Monday, May 14, 2012

Book Review: Little Lamb, Have You Any Wool? By Isabel Minhos Martins

Illustrated by: Yara Kono
Published by: Owlkids Books
Released on: March 13th, 2012
Ages: 4 & up
Source: book from publisher to review
3 stars: It's A Good Read
Purchase from: Amazon

Through charming dialogue and warm illustrations, Little Lamb, Have You Any Wool? tells the story of a young child and his lamb preparing for the cold winter ahead. The little boy asks the lamb if he can use its wool to protect everything from his head to his toes from the coming frost.
The lamb agrees, and the boy uses the soft wool to make himself a coat, a scarf, some socks, and everything else he needs. But then, he wonders, won't his newly shorn little lamb be cold? In the spirit of cooperation and caring friendship, the boy makes another set of winter clothes for the lamb. Now, they are both warm and ready to face winter together!
Young readers will delight in the saturated colors of the illustrations and the classic message of friendship communicated through the whimsical text of Little Lamb, Have You Any Wool? -quoted from Goodreads
Cute illustrations and a great message about sharing make this a great picture for young readers. 

You can never go wrong with engaging illustrations that pull a reader into a book. This book's illustrations do a fabulous job in telling the story of a little boy and his lamb. The story also treats readers to a great message about sharing, and it's one that even toddlers will understand. The only thing that kept me from giving this book a higher rating was the direction the story takes for it's ending. I felt like while the story starts off strong, it didn't end on the high note that I had expected it to. That's not to say it's a horrible book, because it's not.
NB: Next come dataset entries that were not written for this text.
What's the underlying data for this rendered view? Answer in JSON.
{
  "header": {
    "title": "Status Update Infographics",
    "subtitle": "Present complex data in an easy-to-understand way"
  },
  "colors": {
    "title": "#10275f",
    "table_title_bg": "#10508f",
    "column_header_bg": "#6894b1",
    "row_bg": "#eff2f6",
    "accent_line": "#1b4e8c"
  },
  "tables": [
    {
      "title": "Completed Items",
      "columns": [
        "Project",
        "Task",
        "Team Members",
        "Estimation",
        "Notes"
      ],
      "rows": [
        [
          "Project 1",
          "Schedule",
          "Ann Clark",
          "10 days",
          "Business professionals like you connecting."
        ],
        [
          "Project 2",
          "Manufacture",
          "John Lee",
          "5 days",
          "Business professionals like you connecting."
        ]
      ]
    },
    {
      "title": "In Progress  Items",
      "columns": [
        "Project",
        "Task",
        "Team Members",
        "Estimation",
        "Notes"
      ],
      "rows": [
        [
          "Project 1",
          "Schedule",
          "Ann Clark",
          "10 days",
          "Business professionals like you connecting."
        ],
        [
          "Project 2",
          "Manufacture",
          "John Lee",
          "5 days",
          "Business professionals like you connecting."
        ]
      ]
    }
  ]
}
It's a one of those good pictures book that young readers will enjoy looking at. 
I would be most content if my children grew up to be the kind of people who think decorating consists mostly of building enough bookshelves. ~ Anna Quindlen

Good children's literature appeals not only to
the child in the adult, but to the adult in the child.
~ Anonymous ~